## Task description
The records that follow are to be given again exactly.

## Recorded data
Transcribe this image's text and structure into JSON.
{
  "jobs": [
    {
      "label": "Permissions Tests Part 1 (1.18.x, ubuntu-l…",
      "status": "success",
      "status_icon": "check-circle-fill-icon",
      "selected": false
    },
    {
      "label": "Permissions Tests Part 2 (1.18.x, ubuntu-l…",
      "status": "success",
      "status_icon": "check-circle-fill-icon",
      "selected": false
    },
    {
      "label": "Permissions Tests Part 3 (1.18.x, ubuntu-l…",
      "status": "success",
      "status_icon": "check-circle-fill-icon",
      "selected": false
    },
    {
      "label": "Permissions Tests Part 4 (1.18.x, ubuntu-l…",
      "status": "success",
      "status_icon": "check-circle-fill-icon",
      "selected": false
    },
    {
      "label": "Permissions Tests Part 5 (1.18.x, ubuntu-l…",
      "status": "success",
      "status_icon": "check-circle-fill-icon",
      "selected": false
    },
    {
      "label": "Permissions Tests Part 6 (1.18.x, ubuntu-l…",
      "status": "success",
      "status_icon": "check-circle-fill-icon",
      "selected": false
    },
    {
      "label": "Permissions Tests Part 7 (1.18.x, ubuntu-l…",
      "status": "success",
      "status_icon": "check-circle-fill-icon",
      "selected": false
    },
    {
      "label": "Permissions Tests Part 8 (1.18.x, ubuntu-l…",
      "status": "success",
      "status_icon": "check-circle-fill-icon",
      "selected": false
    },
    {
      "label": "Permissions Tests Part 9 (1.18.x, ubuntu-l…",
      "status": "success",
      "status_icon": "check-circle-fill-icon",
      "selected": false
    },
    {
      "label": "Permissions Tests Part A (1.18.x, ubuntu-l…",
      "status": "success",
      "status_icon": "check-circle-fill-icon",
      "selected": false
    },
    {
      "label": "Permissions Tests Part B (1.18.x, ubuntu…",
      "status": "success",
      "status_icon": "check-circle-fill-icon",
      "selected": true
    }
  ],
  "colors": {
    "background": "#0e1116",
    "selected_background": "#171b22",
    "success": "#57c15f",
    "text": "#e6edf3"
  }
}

## Response to the exercise
Transcribe this image's text and structure into JSON.
{
  "jobs": [
    {
      "label": "Permissions Tests Part 1 (1.18.x, ubuntu-l…",
      "status": "success",
      "status_icon": "check-circle-fill-icon",
      "selected": false
    },
    {
      "label": "Permissions Tests Part 2 (1.18.x, ubuntu-l…",
      "status": "success",
      "status_icon": "check-circle-fill-icon",
      "selected": false
    },
    {
      "label": "Permissions Tests Part 3 (1.18.x, ubuntu-l…",
      "status": "success",
      "status_icon": "check-circle-fill-icon",
      "selected": false
    },
    {
      "label": "Permissions Tests Part 4 (1.18.x, ubuntu-l…",
      "status": "success",
      "status_icon": "check-circle-fill-icon",
      "selected": false
    },
    {
      "label": "Permissions Tests Part 5 (1.18.x, ubuntu-l…",
      "status": "success",
      "status_icon": "check-circle-fill-icon",
      "selected": false
    },
    {
      "label": "Permissions Tests Part 6 (1.18.x, ubuntu-l…",
      "status": "success",
      "status_icon": "check-circle-fill-icon",
      "selected": false
    },
    {
      "label": "Permissions Tests Part 7 (1.18.x, ubuntu-l…",
      "status": "success",
      "status_icon": "check-circle-fill-icon",
      "selected": false
    },
    {
      "label": "Permissions Tests Part 8 (1.18.x, ubuntu-l…",
      "status": "success",
      "status_icon": "check-circle-fill-icon",
      "selected": false
    },
    {
      "label": "Permissions Tests Part 9 (1.18.x, ubuntu-l…",
      "status": "success",
      "status_icon": "check-circle-fill-icon",
      "selected": false
    },
    {
      "label": "Permissions Tests Part A (1.18.x, ubuntu-l…",
      "status": "success",
      "status_icon": "check-circle-fill-icon",
      "selected": false
    },
    {
      "label": "Permissions Tests Part B (1.18.x, ubuntu…",
      "status": "success",
      "status_icon": "check-circle-fill-icon",
      "selected": true
    }
  ],
  "colors": {
    "background": "#0e1116",
    "selected_background": "#171b22",
    "success": "#57c15f",
    "text": "#e6edf3"
  }
}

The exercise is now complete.